6.4.4. Type operators¶
Allow the use and definition of types with operator names.
TypeOperators allows you to use infix operators
Operator symbols are constructors rather than type variables (as they are in terms).
Operator symbols in types can be written infix, both in definitions and uses. For example:
data a + b = Plus a b type Foo = Int + Bool
Alphanumeric type constructors can now be written infix, using backquote syntax:
x :: Int `Either` Bool x = Left 5
There is now some potential ambiguity in import and export lists; for example if you write
import M( (+) )do you mean the function
(+)or the type constructor
(+)? The default is the former, but with
ExplicitNamespaces(which is implied by
TypeOperators) GHC allows you to specify the latter by preceding it with the keyword
import M( type (+) )
The fixity of a type operator may be set using the usual fixity declarations but, as in Infix type constructors, classes, and type variables, the function and type constructor share a single fixity.
There is now potential ambiguity in the traditional syntax for data constructor declarations.

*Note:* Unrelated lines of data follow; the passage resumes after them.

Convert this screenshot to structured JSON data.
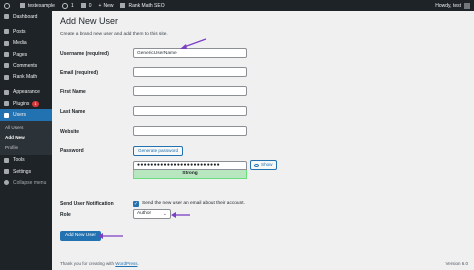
{
  "adminbar": {
    "site_name": "testexample",
    "updates_count": "1",
    "comments_count": "0",
    "new_label": "New",
    "rankmath_label": "Rank Math SEO",
    "howdy": "Howdy, test"
  },
  "sidebar": {
    "items": [
      {
        "label": "Dashboard",
        "icon": "dashboard-icon"
      },
      {
        "label": "Posts",
        "icon": "pin-icon"
      },
      {
        "label": "Media",
        "icon": "media-icon"
      },
      {
        "label": "Pages",
        "icon": "pages-icon"
      },
      {
        "label": "Comments",
        "icon": "comment-icon"
      },
      {
        "label": "Rank Math",
        "icon": "rankmath-icon"
      },
      {
        "label": "Appearance",
        "icon": "brush-icon"
      },
      {
        "label": "Plugins",
        "icon": "plugin-icon",
        "badge": "1"
      },
      {
        "label": "Users",
        "icon": "users-icon"
      },
      {
        "label": "Tools",
        "icon": "wrench-icon"
      },
      {
        "label": "Settings",
        "icon": "settings-icon"
      },
      {
        "label": "Collapse menu",
        "icon": "collapse-icon"
      }
    ],
    "users_submenu": [
      "All Users",
      "Add New",
      "Profile"
    ]
  },
  "page": {
    "title": "Add New User",
    "intro": "Create a brand new user and add them to this site."
  },
  "form": {
    "username_label": "Username (required)",
    "username_value": "GenericUserName",
    "email_label": "Email (required)",
    "first_name_label": "First Name",
    "last_name_label": "Last Name",
    "website_label": "Website",
    "password_label": "Password",
    "generate_password_label": "Generate password",
    "password_value": "●●●●●●●●●●●●●●●●●●●●●●●●●",
    "strength_label": "Strong",
    "show_label": "Show",
    "notification_label": "Send User Notification",
    "notification_text": "Send the new user an email about their account.",
    "role_label": "Role",
    "role_value": "Author",
    "submit_label": "Add New User"
  },
  "footer": {
    "text_prefix": "Thank you for creating with ",
    "link_text": "WordPress",
    "text_suffix": ".",
    "version": "Version 6.0"
  },
  "colors": {
    "accent": "#2271b1",
    "adminbar": "#1d2327",
    "strength_bg": "#b8e6bf",
    "annotation_arrow": "#7b3fc4"
  }
}
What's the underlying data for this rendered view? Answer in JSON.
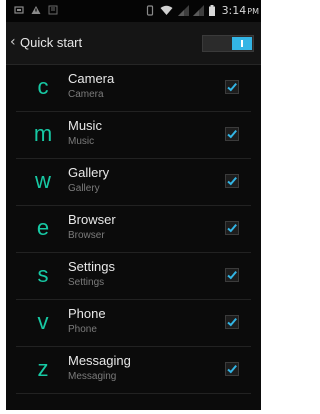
{
  "status_bar": {
    "time": "3:14",
    "time_suffix": "PM",
    "icons": [
      "notification-icon",
      "warning-icon",
      "screenshot-icon",
      "vibrate-icon",
      "wifi-icon",
      "signal-icon",
      "signal-icon",
      "battery-icon"
    ]
  },
  "header": {
    "back_glyph": "‹",
    "title": "Quick start",
    "master_switch_on": true
  },
  "colors": {
    "accent": "#33b5e5",
    "letter": "#17c9a4"
  },
  "items": [
    {
      "letter": "c",
      "name": "Camera",
      "subtitle": "Camera",
      "checked": true
    },
    {
      "letter": "m",
      "name": "Music",
      "subtitle": "Music",
      "checked": true
    },
    {
      "letter": "w",
      "name": "Gallery",
      "subtitle": "Gallery",
      "checked": true
    },
    {
      "letter": "e",
      "name": "Browser",
      "subtitle": "Browser",
      "checked": true
    },
    {
      "letter": "s",
      "name": "Settings",
      "subtitle": "Settings",
      "checked": true
    },
    {
      "letter": "v",
      "name": "Phone",
      "subtitle": "Phone",
      "checked": true
    },
    {
      "letter": "z",
      "name": "Messaging",
      "subtitle": "Messaging",
      "checked": true
    }
  ]
}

For example:
type a :+: b = Either a b data X = Int :+: Bool :+: Char
This code wants to declare both a type-level
:+:and a term-level
:+:(which is, generally, allowed). But we cannot tell how to parenthesize the data constructor declaration in
X: either way makes sense. We might imagine that a fixity declaration could help us, but it is awkward to apply the fixity declaration to the very definition of a new data constructor. Instead of declaring delicate rules around this issue, GHC simply rejects if the top level of a traditional-syntax data constructor declaration uses two operators without parenthesizing.